The attrition.org website was hacked and defaced itself in 2001; site owner Brian Martin commented that he could not be held accountable to the same standards he held security companies accountable to, since he was not running a security service.[7] The site was defaced again in 2003 by a group called PHC.[8]

In 2001 attrition.org was given a cease and desist order by lawyers of MasterCard for supposedly posting parodies of the now-famous "Priceless" advertising campaign, which violated copyright law. The original parodies have since been removed from the website when the image gallery was later closed, but the correspondence between Jericho and MasterCard's retained lawyers has been published.[9]

Since updating of the defacement mirror has ceased in May 2001,[10] the staff has focused on the "Errata" section,[11] which is devoted to pointing out inaccuracies, omissions, and other problems with mainstream media related to computer security and hacking. Additionally, staff members publish opinion pieces such as "Security Rants" pointing out problems with the computer security industry.

Attrition will frequently publish pages, or devote entire sections of a project, to topics the staff feel deserve extra attention. Examples include "Cisco: There is no fixed software for this issue," "Security Advisories," "Negation," regarding John Vranesevich and Antionline.com; "Shame," regarding Carolyn Meinel.

Attrition formerly hosted several electronic mailing lists relating to information security, such as InfoSec News. It also maintained the Data Loss Database, which records the data breaches at companies.[12]

In addition to his involvement with DataLossDB.org, attrition.org founder Brian Martin is currently President of the Open Security Foundation, a non-profit that seeks to monitor, report, and maintain historical archives of security flaws and incidents.

References[edit]

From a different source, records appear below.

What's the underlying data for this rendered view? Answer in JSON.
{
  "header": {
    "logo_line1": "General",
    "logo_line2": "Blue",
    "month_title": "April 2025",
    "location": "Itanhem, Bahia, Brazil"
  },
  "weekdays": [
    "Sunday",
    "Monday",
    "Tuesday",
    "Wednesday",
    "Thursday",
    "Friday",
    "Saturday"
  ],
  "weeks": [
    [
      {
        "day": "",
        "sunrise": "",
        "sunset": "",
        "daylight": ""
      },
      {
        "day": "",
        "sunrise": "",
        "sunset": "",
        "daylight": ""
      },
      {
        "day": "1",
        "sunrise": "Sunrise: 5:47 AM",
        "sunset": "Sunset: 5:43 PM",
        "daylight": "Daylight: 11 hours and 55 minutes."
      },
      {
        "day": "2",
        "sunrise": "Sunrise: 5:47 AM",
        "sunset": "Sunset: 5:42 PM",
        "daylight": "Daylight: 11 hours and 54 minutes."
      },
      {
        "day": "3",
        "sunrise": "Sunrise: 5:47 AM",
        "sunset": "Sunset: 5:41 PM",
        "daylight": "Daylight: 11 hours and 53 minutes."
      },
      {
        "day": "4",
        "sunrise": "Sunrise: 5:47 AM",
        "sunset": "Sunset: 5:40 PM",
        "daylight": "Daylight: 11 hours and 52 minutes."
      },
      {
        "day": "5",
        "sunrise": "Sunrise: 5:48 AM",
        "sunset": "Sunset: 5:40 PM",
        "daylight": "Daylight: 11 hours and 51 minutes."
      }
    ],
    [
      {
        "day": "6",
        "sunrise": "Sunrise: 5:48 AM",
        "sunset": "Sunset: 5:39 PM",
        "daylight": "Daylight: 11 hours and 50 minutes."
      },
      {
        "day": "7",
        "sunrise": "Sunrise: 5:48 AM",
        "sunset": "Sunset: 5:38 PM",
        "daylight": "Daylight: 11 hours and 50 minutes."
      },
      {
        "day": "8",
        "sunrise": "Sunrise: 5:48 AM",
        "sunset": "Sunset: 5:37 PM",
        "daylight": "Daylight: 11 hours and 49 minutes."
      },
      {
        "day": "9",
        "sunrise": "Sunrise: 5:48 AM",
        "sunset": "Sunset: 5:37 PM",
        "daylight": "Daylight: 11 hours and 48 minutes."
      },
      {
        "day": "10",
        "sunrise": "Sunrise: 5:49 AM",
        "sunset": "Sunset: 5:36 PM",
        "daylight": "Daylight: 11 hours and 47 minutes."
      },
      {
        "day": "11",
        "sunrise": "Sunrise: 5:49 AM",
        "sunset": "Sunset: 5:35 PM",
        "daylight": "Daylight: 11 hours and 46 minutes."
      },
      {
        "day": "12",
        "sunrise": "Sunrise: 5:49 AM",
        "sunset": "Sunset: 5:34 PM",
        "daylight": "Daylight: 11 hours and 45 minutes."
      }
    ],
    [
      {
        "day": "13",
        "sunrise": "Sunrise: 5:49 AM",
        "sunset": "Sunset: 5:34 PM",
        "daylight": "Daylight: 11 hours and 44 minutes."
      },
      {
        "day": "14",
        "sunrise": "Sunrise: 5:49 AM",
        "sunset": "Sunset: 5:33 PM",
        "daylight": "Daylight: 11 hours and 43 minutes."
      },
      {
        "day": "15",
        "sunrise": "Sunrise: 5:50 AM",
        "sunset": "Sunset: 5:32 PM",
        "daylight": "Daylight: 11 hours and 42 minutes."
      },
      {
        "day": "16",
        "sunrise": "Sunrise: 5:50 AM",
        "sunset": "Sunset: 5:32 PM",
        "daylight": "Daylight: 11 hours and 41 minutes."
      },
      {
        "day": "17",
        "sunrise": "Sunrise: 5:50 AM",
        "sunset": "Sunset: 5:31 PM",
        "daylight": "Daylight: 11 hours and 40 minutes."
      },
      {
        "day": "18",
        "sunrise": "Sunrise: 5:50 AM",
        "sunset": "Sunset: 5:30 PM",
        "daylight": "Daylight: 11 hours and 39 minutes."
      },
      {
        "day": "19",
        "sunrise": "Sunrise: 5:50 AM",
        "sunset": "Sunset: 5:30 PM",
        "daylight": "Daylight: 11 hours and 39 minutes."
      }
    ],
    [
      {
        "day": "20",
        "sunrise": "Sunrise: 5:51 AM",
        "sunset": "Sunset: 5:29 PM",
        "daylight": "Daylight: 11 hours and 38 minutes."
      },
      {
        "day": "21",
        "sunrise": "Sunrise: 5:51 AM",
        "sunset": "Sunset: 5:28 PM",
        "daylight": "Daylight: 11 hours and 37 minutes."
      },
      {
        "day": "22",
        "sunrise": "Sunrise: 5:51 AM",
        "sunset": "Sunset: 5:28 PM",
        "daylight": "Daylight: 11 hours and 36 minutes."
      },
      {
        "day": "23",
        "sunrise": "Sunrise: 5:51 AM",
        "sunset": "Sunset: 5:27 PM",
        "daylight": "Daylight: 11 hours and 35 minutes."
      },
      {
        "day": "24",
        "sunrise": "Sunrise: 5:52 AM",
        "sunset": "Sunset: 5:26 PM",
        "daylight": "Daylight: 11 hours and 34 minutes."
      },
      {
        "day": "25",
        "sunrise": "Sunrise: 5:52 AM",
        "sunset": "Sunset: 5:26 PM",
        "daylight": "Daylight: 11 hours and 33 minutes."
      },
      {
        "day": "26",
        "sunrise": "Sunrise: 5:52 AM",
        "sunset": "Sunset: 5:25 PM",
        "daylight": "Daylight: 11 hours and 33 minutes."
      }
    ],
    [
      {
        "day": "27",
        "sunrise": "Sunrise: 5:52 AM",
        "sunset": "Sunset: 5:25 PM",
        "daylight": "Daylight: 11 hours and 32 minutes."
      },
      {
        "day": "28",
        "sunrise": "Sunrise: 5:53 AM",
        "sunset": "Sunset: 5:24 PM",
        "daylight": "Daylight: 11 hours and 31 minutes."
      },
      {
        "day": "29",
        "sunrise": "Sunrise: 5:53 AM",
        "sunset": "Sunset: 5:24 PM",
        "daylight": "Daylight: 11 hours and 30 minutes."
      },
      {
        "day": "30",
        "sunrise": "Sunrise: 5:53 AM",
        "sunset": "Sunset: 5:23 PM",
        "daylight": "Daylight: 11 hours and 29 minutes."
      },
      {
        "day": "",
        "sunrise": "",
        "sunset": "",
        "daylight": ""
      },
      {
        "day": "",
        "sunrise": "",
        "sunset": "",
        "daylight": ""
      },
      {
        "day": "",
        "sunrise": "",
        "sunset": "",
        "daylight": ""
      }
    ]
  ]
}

  1. ^ Robert Lemos (21 May 2001). "Defaced-site archive retires". CNET Networks. 
  2. ^ "Attrition Offs Its Hacker Monitor". Wired. 22 May 2001. 
  3. ^ "Index of /security/advisory". Attrition.org. 
  4. ^ "Going Postal". Attrition.org. 
  5. ^ "Going Postal". Attrition.org. 
  6. ^ "Attempt to hire hackers costs press aide his job". Networkworld.com. 22 December 2006. 
  7. ^ Brian Martin speaks about Attrition defacement, Hackinthebox.org 2 August 2001
  8. ^ "Attrition Hoax Defacements". Attrition.org. 28 July 2001. 
  9. ^ "Wrath of the Impotent: Mastercard". Attrition.org. 
  10. ^ "ATTRITION Defacement Mirror". Attrition.org. 18 August 2010. 
  11. ^ "Security Industry Errata Page". Attrition.org. 
  12. ^ Andy Greenberg (7 October 2007). "The Cybercriminal Inside". Forbes. 

External links[edit]